Dr. Jenna Hennebry will introduce this new lecture series with the short talk, Mapping Migrant Worker Health into the Global Health and Migration Nexus.

This presentation positions migrant workers within the intersection of global health, public health and occupational health debates, and points to the need to mainstream migrant worker health into the centre of global health and migration policy.

Dr. Hennebry’s talk will be followed by a lecture by Dr. Janet McLaughlin Harvesting Justice: Towards Securing the Health and Human Rights of Migrant Agricultural Workers in Canada.

2016 marks the 50th anniversary of the Seasonal Agricultural Workers Program, which employs thousands of migrant farm workers from Mexico and the Caribbean on seasonal contracts throughout Canada. Throughout most of the program’s history, little attention has been paid to the human rights and health concerns of workers, who have remained largely invisible to Canadian society. Welcome to work, but not to immigrate, these workers have quietly become a permanently temporary labour force, one that provides vital, if unrecognized, support to local food systems and agricultural economies. Employed in some of the most difficult and dangerous jobs in Canada, migrant workers are regularly exposed to risks and rights violations, yet they face multiple barriers, both structural and practical, to accessing protections and benefits.

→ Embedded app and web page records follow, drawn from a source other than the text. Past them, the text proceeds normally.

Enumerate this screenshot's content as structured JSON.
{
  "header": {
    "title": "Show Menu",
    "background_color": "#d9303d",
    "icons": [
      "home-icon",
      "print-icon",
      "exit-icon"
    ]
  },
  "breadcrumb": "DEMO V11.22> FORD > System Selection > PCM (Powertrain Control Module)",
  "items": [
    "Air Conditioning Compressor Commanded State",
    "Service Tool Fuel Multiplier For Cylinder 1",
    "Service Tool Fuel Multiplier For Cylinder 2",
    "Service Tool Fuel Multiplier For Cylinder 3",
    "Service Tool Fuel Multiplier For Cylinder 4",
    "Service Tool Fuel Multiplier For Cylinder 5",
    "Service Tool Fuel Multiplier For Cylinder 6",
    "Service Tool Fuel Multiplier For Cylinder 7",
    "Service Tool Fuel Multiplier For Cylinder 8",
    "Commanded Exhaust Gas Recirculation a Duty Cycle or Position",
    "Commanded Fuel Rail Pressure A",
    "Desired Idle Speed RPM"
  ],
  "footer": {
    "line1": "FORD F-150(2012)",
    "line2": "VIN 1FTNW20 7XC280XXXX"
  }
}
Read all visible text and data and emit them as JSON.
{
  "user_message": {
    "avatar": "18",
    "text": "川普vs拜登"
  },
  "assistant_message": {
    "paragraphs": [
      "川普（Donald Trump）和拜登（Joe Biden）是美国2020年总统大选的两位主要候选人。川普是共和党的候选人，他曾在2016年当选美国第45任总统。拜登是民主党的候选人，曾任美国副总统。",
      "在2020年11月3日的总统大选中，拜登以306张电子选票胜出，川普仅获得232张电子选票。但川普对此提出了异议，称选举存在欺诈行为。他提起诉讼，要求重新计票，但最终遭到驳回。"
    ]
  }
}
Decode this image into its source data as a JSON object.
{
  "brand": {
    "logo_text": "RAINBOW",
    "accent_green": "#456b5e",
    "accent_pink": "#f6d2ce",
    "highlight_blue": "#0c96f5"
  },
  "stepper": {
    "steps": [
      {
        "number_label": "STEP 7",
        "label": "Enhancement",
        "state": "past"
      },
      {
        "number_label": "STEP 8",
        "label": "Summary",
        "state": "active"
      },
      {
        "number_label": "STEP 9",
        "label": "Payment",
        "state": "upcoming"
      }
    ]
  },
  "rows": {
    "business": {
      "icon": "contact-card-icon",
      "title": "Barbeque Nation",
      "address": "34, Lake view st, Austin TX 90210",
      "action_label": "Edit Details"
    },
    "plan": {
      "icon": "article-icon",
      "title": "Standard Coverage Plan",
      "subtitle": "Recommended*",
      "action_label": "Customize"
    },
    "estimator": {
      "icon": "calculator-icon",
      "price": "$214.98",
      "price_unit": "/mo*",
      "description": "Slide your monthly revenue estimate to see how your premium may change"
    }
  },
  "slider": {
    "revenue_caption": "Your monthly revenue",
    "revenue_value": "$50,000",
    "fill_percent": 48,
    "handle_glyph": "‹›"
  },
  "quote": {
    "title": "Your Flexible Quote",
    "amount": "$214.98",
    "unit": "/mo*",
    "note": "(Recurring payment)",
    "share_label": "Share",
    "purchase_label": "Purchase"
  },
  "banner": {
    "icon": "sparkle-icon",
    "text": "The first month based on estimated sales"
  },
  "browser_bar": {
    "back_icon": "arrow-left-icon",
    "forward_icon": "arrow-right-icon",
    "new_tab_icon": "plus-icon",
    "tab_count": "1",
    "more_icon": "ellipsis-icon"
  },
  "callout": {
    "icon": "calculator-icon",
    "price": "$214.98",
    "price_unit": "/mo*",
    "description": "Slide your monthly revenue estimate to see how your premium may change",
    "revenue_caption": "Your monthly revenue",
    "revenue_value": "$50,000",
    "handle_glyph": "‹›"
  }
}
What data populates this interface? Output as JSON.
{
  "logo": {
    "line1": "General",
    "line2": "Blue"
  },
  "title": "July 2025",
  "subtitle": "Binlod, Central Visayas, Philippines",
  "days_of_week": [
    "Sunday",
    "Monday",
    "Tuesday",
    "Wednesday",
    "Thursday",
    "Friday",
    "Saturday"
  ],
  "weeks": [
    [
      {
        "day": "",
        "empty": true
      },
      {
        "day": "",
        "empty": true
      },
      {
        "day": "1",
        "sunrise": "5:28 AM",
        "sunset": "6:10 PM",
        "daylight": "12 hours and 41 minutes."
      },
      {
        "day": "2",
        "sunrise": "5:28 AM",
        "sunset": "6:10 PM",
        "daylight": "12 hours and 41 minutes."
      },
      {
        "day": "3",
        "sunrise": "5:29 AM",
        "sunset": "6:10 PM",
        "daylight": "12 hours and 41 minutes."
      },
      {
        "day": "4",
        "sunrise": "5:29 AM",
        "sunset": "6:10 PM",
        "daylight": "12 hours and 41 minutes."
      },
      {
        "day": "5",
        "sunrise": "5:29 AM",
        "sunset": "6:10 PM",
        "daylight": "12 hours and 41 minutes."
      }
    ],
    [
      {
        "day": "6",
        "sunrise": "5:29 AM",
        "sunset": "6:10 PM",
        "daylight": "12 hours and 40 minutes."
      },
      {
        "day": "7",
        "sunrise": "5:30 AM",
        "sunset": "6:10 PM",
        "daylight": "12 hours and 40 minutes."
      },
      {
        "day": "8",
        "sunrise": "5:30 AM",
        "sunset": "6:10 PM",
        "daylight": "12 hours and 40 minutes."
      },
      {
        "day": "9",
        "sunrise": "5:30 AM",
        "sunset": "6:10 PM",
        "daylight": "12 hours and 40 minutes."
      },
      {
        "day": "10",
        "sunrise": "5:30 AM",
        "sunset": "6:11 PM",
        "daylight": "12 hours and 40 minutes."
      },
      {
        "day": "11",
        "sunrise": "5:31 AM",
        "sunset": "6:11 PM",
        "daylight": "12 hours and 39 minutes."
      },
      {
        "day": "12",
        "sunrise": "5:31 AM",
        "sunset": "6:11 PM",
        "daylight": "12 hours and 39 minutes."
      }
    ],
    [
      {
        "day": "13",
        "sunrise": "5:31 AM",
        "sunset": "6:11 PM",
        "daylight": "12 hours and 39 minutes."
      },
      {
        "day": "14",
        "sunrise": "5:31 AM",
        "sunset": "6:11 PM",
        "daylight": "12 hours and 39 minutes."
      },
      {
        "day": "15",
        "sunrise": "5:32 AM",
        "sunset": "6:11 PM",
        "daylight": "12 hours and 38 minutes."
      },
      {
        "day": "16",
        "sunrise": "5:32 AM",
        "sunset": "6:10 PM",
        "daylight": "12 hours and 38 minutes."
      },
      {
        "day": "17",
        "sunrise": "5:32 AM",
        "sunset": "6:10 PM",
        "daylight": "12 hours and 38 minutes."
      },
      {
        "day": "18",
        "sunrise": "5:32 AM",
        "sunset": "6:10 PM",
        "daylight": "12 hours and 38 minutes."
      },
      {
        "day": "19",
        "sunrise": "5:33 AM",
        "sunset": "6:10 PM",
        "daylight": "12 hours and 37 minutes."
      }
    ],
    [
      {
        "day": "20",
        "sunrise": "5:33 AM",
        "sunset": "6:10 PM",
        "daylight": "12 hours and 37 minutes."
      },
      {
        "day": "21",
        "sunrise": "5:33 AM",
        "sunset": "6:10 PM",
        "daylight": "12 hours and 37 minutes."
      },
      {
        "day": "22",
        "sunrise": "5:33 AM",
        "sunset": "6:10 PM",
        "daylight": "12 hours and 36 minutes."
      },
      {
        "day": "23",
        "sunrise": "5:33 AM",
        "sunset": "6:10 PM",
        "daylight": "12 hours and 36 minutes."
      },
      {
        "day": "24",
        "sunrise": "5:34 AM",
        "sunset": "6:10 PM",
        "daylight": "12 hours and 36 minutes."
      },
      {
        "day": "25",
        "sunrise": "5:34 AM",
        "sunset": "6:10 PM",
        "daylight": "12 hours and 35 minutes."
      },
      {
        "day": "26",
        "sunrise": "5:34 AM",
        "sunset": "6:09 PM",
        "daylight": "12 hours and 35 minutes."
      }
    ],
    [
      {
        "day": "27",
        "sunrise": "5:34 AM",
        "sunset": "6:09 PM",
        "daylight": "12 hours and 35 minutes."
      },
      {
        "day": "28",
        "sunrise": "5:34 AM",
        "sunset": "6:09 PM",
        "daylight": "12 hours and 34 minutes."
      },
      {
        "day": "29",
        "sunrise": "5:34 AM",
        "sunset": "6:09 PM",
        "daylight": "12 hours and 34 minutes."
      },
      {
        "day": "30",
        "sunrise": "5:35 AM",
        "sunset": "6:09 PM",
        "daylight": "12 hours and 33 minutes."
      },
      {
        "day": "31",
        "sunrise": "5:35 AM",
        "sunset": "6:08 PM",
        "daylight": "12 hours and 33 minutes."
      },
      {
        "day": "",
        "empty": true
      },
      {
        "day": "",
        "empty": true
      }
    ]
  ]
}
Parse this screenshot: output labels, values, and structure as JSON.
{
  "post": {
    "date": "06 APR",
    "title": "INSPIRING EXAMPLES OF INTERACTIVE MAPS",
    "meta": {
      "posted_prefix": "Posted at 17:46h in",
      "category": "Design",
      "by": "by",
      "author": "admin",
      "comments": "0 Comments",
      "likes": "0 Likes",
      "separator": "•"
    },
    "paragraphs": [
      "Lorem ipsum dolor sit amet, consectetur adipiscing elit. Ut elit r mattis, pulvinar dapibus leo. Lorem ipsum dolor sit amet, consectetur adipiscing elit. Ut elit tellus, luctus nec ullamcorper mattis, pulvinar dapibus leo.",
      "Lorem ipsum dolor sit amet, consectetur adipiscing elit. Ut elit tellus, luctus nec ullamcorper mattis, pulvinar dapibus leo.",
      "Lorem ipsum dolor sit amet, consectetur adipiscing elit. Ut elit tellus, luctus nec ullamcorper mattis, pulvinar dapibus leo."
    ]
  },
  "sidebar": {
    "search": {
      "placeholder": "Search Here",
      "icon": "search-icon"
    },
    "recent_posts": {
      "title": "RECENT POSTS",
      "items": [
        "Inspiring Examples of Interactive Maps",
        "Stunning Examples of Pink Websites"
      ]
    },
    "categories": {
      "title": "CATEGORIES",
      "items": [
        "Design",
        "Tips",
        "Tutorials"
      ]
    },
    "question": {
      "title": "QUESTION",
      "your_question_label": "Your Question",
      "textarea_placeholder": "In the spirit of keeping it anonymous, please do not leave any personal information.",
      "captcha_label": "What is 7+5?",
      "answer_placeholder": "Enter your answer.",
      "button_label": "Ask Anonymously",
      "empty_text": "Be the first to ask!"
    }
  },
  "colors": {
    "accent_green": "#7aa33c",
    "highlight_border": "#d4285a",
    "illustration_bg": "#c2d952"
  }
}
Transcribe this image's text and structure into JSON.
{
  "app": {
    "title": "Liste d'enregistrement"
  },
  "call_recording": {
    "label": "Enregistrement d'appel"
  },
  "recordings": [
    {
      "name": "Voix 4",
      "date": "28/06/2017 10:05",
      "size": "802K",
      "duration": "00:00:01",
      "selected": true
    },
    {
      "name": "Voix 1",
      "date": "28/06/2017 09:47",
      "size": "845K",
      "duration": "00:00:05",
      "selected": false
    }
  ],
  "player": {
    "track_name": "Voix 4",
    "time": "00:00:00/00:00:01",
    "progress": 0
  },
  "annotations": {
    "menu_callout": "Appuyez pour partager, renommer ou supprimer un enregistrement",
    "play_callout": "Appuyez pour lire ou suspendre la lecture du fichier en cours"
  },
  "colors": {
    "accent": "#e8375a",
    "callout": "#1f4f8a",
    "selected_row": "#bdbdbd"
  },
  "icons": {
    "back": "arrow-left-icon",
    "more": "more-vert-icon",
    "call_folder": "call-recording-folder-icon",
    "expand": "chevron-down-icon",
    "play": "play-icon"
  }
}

Based on a decade of ethnographic and survey-based research with workers and their families in Mexico, Jamaica and Canada, this presentation documents migrants’ health journeys across borders; explores the successes and limitations of recent initiatives aimed at supporting workers; and outlines recommendations for fundamental changes to protect their health and rights moving forward.

Dr. Kerry Preibisch Lecture Poster